"The night sky is seen clearest from Avion," He-Man said softly.
Stratos nodded in silent agreement. "An inspiring view, my friend," he replied. "It is good that you are able to visit once in a while. The stars remind us of our place in the universe."
"The stars will be there long after you and I are gone, Stratos," stated He-Man. "I find that reassuring. There are some things that evil will never conquer."
"That eases my mind, He-Man!" replied Stratos with a broad smile. "That allows us to focus on the troubles closer to home."
For a moment, their thoughts turned to Skeletor. "The demon of Snake Mountain has not been heard of in many months," said He-Man. "Perhaps he has finally accepted defeat!"
Stratos shook his head and smiled at his friend. "You don't really believe that, do you?"
He-Man grinned. "No, my friend, the words were spoken in jest! I wonder what scheme the evil one hatches while we wait.
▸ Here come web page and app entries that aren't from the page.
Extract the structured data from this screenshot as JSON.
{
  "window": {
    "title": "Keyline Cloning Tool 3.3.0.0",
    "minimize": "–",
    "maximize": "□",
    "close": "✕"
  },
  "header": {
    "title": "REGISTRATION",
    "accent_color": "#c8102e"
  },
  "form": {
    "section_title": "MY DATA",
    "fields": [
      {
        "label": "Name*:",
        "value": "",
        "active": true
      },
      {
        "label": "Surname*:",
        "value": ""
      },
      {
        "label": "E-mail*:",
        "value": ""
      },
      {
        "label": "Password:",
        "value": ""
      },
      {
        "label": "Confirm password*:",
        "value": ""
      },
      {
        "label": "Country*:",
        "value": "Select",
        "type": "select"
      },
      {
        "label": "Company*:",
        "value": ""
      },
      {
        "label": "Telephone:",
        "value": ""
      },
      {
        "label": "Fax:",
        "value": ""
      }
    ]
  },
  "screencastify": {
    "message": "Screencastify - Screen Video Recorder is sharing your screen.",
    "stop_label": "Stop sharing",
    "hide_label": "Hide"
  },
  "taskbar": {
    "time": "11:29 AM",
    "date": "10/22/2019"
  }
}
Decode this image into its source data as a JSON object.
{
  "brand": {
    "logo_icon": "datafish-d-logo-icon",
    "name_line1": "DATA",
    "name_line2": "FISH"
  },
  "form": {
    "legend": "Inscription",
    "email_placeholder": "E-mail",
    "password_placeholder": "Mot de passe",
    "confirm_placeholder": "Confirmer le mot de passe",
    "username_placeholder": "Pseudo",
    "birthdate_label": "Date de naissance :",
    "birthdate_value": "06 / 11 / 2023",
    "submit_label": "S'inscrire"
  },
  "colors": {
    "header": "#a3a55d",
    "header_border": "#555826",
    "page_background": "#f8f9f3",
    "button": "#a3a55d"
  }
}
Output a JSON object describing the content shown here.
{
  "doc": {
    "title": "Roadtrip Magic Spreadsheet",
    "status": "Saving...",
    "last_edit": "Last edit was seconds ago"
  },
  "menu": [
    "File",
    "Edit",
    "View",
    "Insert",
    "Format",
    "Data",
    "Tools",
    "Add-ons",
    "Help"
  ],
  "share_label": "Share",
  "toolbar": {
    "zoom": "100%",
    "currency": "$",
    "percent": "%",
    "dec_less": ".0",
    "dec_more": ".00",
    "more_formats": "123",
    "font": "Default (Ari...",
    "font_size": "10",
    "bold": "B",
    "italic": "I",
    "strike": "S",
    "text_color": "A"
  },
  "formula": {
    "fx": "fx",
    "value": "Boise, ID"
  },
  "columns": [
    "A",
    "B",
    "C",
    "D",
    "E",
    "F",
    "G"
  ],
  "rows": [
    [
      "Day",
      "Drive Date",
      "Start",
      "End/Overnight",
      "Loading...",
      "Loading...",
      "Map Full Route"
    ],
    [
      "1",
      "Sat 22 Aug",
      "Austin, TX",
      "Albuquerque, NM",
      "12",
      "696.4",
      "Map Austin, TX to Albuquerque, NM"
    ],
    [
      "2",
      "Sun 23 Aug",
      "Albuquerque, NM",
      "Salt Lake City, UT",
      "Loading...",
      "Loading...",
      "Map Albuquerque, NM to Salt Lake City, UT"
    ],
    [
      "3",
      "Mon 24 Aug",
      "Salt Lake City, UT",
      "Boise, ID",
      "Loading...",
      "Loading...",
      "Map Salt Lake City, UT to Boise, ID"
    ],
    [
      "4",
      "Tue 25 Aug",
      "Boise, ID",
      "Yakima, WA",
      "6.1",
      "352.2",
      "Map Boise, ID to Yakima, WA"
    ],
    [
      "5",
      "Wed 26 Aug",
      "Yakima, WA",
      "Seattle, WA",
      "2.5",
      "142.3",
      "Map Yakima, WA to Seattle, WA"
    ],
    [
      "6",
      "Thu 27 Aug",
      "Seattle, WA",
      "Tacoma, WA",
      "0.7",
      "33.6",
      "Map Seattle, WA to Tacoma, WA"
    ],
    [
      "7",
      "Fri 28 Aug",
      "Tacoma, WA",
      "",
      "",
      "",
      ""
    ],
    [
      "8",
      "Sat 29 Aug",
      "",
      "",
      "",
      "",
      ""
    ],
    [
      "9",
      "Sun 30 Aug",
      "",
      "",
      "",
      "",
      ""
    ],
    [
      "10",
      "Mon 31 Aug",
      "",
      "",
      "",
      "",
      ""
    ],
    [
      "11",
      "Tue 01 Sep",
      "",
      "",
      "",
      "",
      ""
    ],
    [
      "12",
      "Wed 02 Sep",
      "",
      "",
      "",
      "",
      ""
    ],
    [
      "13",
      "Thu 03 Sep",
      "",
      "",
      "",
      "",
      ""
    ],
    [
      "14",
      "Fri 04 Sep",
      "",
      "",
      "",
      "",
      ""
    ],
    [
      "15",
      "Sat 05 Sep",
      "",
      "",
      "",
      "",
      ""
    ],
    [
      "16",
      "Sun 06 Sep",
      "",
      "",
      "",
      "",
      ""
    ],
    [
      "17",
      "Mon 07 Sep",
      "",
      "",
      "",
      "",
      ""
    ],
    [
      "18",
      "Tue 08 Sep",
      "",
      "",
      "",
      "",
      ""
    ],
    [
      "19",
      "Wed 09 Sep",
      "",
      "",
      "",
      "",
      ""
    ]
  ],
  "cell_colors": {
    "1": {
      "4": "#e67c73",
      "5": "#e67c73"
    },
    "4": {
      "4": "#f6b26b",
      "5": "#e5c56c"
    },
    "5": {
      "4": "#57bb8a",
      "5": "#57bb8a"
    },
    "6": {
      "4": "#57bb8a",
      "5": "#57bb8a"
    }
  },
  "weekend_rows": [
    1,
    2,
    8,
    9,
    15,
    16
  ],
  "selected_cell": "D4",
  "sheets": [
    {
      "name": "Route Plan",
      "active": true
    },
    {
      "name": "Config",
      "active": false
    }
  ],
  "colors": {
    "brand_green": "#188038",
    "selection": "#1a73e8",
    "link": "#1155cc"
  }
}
But this time Eternia has been unusually quiet, and that troubles me. None of Skeletor's lackeys have been sighted, and no word has been heard of the monster himself."
Stratos shrugged his shoulders. "Enjoy the peace while it lasts, He-Man, for if there is peril ahead, we must be ready for it."
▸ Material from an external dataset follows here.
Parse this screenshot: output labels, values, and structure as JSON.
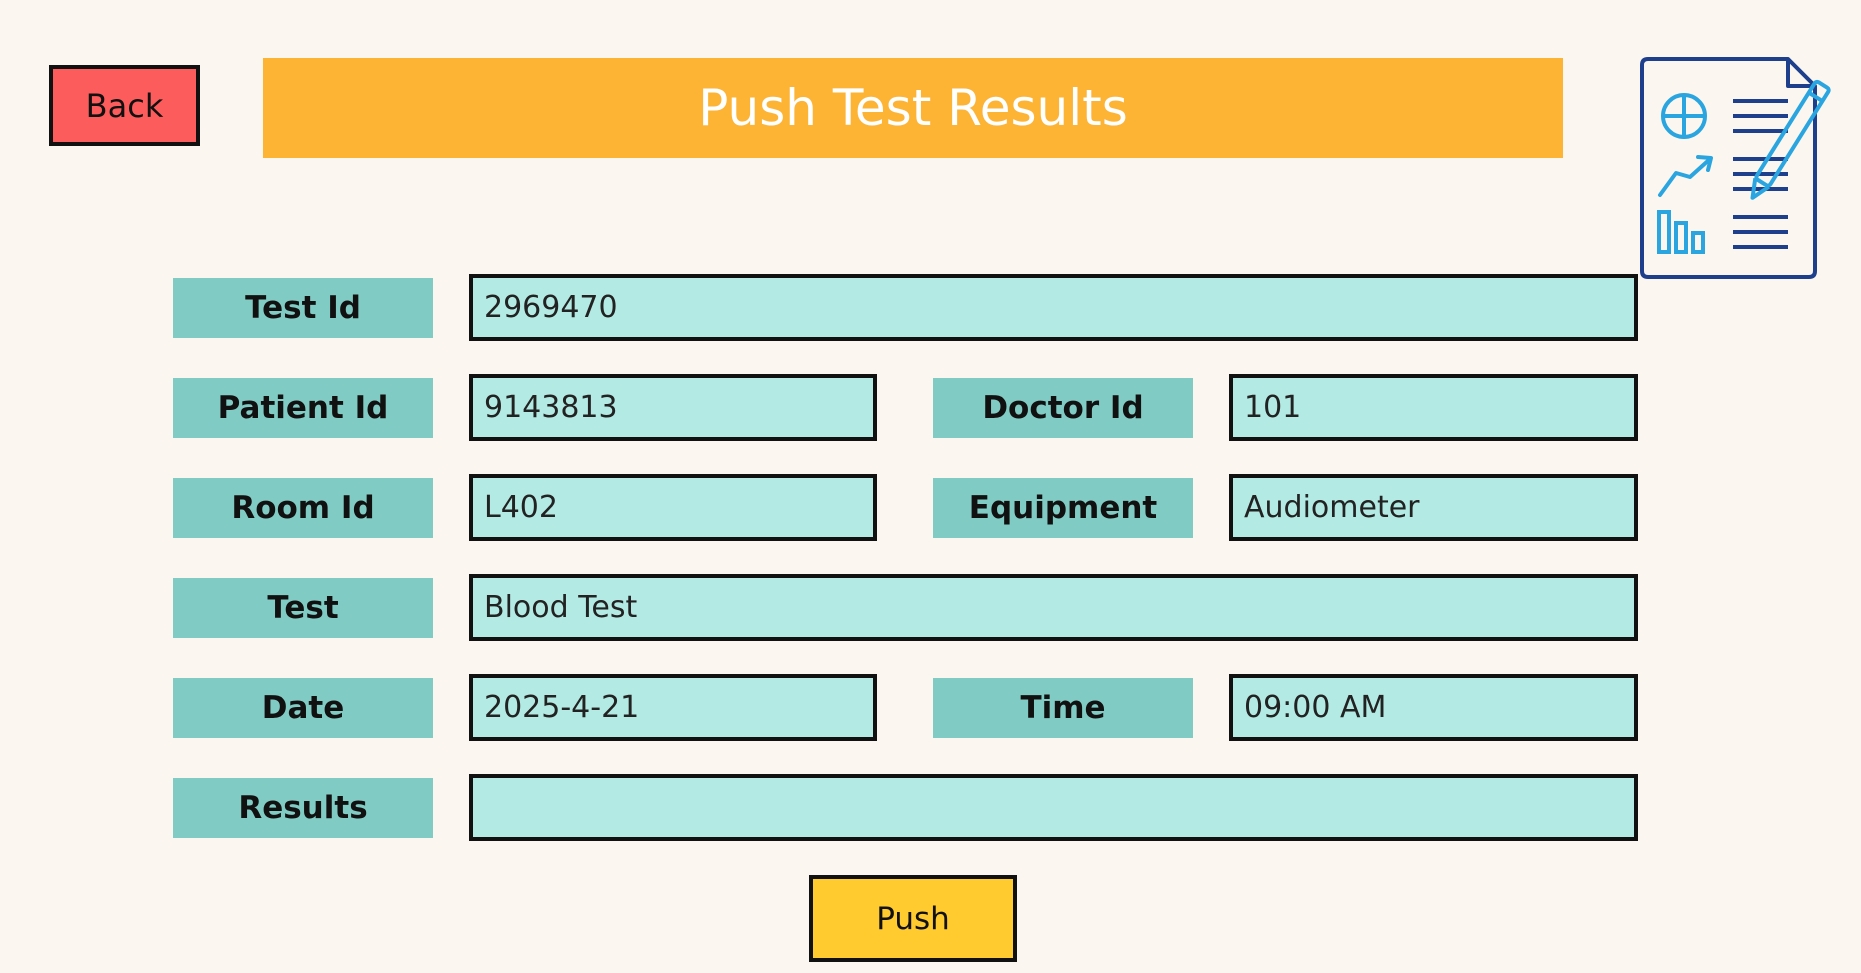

He-Man nodded in agreement, and turned his gaze once again to the twilight vista. The sky was darker now; a deep purple-blue adorned with tens of thousands of stars. Suddenly a black shadow drifted across the sky, blocking out the starlight as it flew. With his marvellous eye-sight, Stratos immediately recognised the shape as Zoar, the fighting falcon; companion to He-Man and his allies. The huge raptor circled above Stratos and He-Man, and gave a single, spine-chilling call. He-Man raised his hand by way of reply. With a great beat of his enormous wings, Zoar vanished into the night.
"It seems your suspicions were correct," murmured Stratos, his formerly merry expression now one of grave concern.
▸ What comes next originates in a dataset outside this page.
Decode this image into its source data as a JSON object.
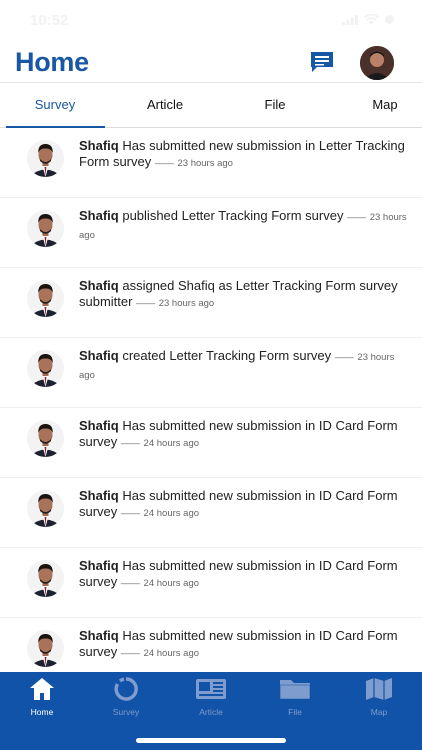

"I must return to Eternos, my friend," said He-Man. "I have enjoyed your hospitality, and I regret my visit must be cut short."
The two warriors rose and headed back towards Stratos' home. "Send word if you need my help, He-Man," said Stratos as they walked together. "The birdmen of Avion are always ready to assist Randor in his fight against evil."
"And that is why the king considers Avion as one of his greatest allies," replied He-Man.
As they neared the dwelling, they saw Delora standing with He-Man's cloth pack in her hands. She held this out to He-Man as he drew nearer, and he took it from her gratefully. "I heard the call of Zoar," Delora stated. "I assumed you would have to leave us."
"My apologies for leaving so soon, and my thanks for your kindness," He-Man said to her. Slinging the pack over his shoulders, He-Man adjusted his cloak and strode towards his Battle Ram; a sky sled of awesome speed that would return the warrior to the capital by morning. The machine was like no other in Eternia. It was a small craft of dull blue metal with seating for one person only, and a simple instrument panel that housed all the flight and weapons controls. On the front section there was a gargoyle's head that contained sensory equipment; the decorative sculpture disguising a more practical use. A single laser blaster was located beneath the gargoyle, making Battle Ram one of the most dangerous vehicles ever built.
He-Man sat astride the craft and switched on the controls. A faint hum could be heard as the systems buzzed to life. Moving the flight controls, He-Man caused Battle Ram to rise from the ground, the powerful engines creating an anti-gravity force. Waving at Stratos and Delora, He-Man flew the sled in a sweeping circle over the Avion rooftops, before heading over the peaks of the Mystic Mountains. He-Man increased the power and the engines' thrust propelled Battle Ram rapidly over the jagged mountain range. The journey would be a long one, but the night was clear and the landscape was illuminated with starlight.
With troubled thoughts, Stratos and Delora gazed into the dark expanse of sky long after their friend had disappeared into the night.